(In a room with Robert Morris and Carl Andre)
Written by Catherine Borra
I looked away from the window for the light was too strong.
I turned back to the room and wondered if there would be any difference, yet no: all the steel square plates were there, arranged to form some bigger square: not great, nor grand; just bigger.
The squares reflected the blank, white shades of the room in the same, non-obvious, opaque way, just as they were doing before, and they themselves were reflected by the mirrored sides of four cubes engaged in an infinite mute dialogue, between each other.
Objects. Objects! You cannot have any great relationship with a motionless form that engages so little with its contingencies: the squares will stare up at the cubes like a bed-ridden old man that has lost his glasses, and the cubes will toss a glance back to them, still absorbed in their everlasting picture frame of uncontaminated perfectness. This could go on forever. I was clearly uninvited.
I was pushed back, put on a hold – numbed by the rigueur of this private act. I was to disturb if it interrupted the scene with some new reflection. What was left was me, with no particular need for prevalence, no expectation or special need, no need to step out from my own privateness, but willing to wait for a while.
And finally it happened: a horde of school-children rushed into the room, a horde of little prevailing Is, each with its own particular smell and voice-tone, so strong that they disrupted the silence of the cube and square dialogue.
Cubes and squares just had to look around, no matter how hard they concentrated. They were stepped on and they were contaminated with all kinds of fragmented reflections.
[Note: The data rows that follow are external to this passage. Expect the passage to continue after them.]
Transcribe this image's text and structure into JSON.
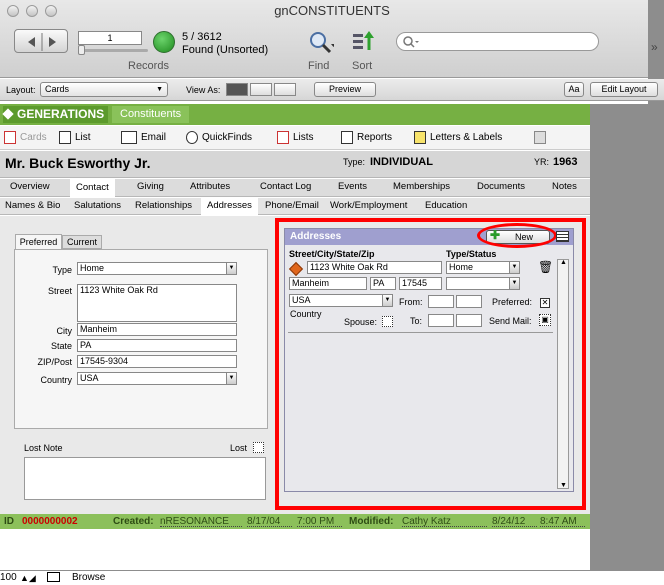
{
  "window": {
    "title": "gnCONSTITUENTS"
  },
  "toolbar": {
    "record_number": "1",
    "found_count": "5 / 3612",
    "found_status": "Found (Unsorted)",
    "records_label": "Records",
    "find_label": "Find",
    "sort_label": "Sort",
    "search_placeholder": ""
  },
  "layoutbar": {
    "layout_label": "Layout:",
    "layout_value": "Cards",
    "view_as_label": "View As:",
    "preview_label": "Preview",
    "aa_label": "Aa",
    "edit_layout_label": "Edit Layout"
  },
  "header": {
    "brand": "GENERATIONS",
    "module": "Constituents"
  },
  "iconbar": {
    "cards": "Cards",
    "list": "List",
    "email": "Email",
    "quickfinds": "QuickFinds",
    "lists": "Lists",
    "reports": "Reports",
    "letters": "Letters & Labels"
  },
  "record": {
    "name": "Mr. Buck Esworthy Jr.",
    "type_label": "Type:",
    "type_value": "INDIVIDUAL",
    "yr_label": "YR:",
    "yr_value": "1963"
  },
  "tabs_primary": [
    "Overview",
    "Contact",
    "Giving",
    "Attributes",
    "Contact Log",
    "Events",
    "Memberships",
    "Documents",
    "Notes"
  ],
  "tabs_secondary": [
    "Names & Bio",
    "Salutations",
    "Relationships",
    "Addresses",
    "Phone/Email",
    "Work/Employment",
    "Education"
  ],
  "left_panel": {
    "tab_preferred": "Preferred",
    "tab_current": "Current",
    "type_label": "Type",
    "type_value": "Home",
    "street_label": "Street",
    "street_value": "1123 White Oak Rd",
    "city_label": "City",
    "city_value": "Manheim",
    "state_label": "State",
    "state_value": "PA",
    "zip_label": "ZIP/Post",
    "zip_value": "17545-9304",
    "country_label": "Country",
    "country_value": "USA",
    "lost_note_label": "Lost Note",
    "lost_label": "Lost"
  },
  "addresses": {
    "title": "Addresses",
    "new_label": "New",
    "col_street": "Street/City/State/Zip",
    "col_type": "Type/Status",
    "street": "1123 White Oak Rd",
    "type": "Home",
    "city": "Manheim",
    "state": "PA",
    "zip": "17545",
    "status": "",
    "country": "USA",
    "country_label": "Country",
    "from_label": "From:",
    "to_label": "To:",
    "spouse_label": "Spouse:",
    "preferred_label": "Preferred:",
    "sendmail_label": "Send Mail:"
  },
  "statusbar": {
    "id_label": "ID",
    "id_value": "0000000002",
    "created_label": "Created:",
    "created_by": "nRESONANCE",
    "created_date": "8/17/04",
    "created_time": "7:00 PM",
    "modified_label": "Modified:",
    "modified_by": "Cathy Katz",
    "modified_date": "8/24/12",
    "modified_time": "8:47 AM"
  },
  "bottombar": {
    "zoom": "100",
    "mode": "Browse"
  },
  "colors": {
    "accent_green": "#76b043",
    "highlight_red": "#ff0000",
    "panel_header": "#9f9fcf",
    "id_red": "#cc0000"
  }
}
There were dashes of colour flying around the air.
This was enough to shake I out of its seclusion and join in the tension. I is a social individual after all.